*HOW TO COMPLETE THIS TASK:*
Lines below that include the word "screenshot" should each be copied.

*PROVIDED INFORMATION:*
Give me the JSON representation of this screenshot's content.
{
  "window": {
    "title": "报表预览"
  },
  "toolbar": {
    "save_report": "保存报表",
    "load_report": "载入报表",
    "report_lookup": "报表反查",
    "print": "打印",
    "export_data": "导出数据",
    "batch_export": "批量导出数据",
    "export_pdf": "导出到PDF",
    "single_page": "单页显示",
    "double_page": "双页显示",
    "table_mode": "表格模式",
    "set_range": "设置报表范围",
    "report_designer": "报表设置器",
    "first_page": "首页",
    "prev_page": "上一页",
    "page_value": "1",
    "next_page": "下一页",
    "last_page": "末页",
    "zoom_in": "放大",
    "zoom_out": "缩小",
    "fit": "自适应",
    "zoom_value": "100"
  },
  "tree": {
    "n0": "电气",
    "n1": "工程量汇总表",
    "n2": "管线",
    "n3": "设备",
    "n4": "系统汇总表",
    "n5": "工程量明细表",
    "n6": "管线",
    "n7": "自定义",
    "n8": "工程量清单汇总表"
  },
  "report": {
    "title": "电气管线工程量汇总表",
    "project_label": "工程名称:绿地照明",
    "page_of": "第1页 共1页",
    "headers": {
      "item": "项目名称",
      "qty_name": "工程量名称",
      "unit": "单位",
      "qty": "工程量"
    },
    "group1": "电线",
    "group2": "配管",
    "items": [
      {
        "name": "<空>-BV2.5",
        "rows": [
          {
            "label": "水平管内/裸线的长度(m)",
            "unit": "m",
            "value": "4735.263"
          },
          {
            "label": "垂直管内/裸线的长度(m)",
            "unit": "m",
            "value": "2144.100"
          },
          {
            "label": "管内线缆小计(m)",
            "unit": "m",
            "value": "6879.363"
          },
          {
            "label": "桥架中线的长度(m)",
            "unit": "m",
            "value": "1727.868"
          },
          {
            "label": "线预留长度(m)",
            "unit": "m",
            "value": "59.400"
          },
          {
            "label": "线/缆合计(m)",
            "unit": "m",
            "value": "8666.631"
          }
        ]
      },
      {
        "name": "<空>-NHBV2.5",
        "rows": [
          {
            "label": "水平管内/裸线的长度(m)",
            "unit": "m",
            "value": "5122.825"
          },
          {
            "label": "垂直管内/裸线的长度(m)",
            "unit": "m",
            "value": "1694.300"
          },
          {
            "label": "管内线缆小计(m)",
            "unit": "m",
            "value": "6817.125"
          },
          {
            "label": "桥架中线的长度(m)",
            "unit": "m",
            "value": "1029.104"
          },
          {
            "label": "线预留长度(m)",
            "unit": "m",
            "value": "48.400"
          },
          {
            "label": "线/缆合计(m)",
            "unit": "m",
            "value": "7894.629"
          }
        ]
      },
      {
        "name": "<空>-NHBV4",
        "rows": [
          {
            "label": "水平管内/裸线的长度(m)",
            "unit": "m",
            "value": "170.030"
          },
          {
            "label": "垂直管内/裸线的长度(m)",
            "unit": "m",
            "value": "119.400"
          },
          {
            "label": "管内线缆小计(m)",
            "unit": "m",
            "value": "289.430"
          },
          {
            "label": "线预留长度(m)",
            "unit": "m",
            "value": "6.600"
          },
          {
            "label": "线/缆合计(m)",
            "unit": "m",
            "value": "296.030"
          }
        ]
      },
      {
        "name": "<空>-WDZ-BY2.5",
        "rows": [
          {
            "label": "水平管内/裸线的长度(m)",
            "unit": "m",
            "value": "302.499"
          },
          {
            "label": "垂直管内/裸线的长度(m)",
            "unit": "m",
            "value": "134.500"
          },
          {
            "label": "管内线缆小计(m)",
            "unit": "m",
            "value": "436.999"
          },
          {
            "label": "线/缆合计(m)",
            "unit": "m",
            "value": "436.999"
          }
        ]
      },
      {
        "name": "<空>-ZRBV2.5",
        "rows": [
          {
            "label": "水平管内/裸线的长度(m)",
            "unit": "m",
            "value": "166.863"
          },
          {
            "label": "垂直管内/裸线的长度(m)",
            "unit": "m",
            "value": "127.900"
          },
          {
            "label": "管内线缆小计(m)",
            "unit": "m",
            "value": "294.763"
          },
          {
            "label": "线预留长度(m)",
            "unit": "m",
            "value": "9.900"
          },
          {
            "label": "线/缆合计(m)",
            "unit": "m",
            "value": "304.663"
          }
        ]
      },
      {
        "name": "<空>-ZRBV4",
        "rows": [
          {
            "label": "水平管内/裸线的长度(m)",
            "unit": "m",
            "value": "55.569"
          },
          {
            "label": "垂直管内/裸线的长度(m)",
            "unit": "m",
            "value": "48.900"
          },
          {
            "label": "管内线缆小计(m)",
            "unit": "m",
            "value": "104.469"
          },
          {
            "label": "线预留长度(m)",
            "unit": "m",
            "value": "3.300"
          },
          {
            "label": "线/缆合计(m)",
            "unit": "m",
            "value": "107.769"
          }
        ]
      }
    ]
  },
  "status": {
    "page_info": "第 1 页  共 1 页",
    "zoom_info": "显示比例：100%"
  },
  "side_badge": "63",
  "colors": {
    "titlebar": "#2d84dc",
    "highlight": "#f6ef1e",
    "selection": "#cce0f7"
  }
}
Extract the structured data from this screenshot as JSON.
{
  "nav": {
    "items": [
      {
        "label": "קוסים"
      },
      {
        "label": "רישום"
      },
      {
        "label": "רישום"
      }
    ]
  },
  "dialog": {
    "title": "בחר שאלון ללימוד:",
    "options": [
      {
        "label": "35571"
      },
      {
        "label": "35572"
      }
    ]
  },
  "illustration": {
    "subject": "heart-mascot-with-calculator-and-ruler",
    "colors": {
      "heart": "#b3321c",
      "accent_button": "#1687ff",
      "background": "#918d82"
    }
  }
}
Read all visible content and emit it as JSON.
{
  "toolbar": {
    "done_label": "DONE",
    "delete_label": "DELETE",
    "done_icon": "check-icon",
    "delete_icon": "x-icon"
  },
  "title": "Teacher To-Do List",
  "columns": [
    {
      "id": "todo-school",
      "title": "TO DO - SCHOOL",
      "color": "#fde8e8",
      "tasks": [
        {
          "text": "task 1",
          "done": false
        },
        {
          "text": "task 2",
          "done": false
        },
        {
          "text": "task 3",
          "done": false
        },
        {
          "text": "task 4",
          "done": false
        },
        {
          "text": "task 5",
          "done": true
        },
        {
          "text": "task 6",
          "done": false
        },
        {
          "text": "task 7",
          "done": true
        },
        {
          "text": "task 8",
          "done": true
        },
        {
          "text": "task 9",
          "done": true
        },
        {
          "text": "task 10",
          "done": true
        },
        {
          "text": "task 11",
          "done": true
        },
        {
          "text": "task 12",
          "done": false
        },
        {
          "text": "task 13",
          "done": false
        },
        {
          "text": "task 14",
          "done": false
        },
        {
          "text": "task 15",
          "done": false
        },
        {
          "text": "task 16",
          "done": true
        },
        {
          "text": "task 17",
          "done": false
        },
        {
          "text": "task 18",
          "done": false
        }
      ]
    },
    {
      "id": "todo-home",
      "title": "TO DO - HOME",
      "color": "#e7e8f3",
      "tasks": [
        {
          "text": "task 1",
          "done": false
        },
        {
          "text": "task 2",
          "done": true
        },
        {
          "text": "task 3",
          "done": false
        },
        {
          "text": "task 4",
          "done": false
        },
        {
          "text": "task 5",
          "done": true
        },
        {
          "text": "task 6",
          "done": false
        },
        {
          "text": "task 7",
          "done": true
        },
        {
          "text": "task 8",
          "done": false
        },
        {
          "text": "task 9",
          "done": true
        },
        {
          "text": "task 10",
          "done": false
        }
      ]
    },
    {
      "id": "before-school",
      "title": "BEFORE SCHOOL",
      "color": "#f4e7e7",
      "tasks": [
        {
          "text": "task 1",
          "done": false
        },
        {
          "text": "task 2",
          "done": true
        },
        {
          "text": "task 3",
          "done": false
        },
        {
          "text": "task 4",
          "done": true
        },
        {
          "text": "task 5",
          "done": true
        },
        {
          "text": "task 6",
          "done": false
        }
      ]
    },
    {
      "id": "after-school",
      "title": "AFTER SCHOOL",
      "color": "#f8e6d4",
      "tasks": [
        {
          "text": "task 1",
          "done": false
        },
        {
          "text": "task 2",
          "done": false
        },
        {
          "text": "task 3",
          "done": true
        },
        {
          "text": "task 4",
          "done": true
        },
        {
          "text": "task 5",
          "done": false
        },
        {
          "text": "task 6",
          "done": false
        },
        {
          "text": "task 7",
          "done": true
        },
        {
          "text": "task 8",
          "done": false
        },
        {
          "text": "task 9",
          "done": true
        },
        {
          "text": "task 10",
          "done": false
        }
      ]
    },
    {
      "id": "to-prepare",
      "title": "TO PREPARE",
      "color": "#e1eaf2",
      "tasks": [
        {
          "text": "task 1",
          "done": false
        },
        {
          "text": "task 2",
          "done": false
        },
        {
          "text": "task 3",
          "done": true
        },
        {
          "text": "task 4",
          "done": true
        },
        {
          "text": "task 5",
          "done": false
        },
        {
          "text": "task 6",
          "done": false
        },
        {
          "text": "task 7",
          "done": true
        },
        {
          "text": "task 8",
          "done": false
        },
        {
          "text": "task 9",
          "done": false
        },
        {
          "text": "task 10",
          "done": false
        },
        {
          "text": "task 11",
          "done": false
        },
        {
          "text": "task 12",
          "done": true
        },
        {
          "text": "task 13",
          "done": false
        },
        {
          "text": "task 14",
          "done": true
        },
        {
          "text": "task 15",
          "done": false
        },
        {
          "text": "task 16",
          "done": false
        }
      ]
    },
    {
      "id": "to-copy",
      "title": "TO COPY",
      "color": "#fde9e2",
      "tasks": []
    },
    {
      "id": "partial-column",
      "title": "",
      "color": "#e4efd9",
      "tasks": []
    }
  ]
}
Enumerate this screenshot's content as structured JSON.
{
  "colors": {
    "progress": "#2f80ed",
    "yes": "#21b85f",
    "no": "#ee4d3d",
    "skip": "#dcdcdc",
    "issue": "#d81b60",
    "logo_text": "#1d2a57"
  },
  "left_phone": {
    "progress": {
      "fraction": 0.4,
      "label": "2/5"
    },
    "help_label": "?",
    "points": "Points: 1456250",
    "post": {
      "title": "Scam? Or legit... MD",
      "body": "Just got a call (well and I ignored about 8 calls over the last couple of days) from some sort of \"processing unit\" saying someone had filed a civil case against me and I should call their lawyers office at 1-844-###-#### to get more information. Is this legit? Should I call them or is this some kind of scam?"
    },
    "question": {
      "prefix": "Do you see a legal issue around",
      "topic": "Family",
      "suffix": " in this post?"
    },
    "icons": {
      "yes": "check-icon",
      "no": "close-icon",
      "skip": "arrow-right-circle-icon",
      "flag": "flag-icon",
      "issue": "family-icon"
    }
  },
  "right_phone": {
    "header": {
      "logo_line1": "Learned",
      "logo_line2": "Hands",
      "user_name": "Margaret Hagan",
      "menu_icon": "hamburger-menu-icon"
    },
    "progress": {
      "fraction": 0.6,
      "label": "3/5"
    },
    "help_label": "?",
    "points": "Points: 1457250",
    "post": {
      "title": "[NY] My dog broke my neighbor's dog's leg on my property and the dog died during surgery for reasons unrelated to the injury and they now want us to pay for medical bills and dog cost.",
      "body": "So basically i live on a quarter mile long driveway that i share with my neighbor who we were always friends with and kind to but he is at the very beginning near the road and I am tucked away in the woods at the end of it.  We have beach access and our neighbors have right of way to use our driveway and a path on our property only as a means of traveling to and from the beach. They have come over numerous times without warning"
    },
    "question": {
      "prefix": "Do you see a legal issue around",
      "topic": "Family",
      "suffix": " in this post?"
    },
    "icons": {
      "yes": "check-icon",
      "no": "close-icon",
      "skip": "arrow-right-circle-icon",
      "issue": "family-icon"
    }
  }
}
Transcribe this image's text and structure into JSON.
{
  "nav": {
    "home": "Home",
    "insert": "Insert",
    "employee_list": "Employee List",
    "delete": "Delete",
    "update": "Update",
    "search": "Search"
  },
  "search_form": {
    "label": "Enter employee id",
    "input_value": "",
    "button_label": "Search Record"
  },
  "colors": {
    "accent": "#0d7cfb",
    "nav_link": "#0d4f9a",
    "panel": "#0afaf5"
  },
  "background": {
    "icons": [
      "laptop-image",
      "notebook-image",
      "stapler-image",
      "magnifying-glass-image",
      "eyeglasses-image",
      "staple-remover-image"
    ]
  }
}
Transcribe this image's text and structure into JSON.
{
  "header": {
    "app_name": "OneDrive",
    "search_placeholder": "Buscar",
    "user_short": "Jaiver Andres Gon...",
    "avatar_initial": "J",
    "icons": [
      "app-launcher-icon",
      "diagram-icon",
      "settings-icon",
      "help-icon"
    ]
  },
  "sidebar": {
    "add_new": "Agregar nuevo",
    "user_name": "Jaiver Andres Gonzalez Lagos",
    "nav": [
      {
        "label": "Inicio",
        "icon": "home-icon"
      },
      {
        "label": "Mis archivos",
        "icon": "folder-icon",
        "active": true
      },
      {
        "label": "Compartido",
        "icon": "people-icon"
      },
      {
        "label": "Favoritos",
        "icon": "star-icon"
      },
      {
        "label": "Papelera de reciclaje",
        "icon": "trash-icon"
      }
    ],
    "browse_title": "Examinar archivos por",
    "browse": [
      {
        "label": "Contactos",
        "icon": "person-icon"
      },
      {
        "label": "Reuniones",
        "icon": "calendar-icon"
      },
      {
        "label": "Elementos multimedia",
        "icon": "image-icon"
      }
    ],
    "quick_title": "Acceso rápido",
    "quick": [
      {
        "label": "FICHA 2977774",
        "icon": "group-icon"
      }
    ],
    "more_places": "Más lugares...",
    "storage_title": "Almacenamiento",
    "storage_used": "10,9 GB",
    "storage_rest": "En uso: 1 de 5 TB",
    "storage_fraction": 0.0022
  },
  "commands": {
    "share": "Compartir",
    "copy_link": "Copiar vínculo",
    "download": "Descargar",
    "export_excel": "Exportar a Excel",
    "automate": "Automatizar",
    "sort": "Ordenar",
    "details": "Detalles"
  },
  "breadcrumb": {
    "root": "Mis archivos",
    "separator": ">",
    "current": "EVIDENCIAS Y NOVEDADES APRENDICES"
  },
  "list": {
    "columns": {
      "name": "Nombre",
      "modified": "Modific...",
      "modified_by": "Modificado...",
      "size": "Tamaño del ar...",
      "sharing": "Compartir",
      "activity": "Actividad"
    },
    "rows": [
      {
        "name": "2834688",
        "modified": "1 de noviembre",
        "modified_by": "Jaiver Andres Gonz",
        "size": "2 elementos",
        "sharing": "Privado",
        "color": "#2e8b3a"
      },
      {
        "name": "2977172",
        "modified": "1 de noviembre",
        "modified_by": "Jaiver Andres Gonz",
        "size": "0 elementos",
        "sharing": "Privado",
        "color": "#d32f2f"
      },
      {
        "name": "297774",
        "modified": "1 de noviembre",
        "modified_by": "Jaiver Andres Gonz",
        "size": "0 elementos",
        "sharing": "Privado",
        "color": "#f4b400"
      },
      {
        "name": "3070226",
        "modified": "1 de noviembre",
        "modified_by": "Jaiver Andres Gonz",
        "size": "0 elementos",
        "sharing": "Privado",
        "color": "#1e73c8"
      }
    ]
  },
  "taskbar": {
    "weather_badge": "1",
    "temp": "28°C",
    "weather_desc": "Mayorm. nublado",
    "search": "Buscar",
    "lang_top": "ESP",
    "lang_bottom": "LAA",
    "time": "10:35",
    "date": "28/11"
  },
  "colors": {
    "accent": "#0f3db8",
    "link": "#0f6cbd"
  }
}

*WRITTEN RESPONSE:*
Give me the JSON representation of this screenshot's content.
Extract the structured data from this screenshot as JSON.
Enumerate this screenshot's content as structured JSON.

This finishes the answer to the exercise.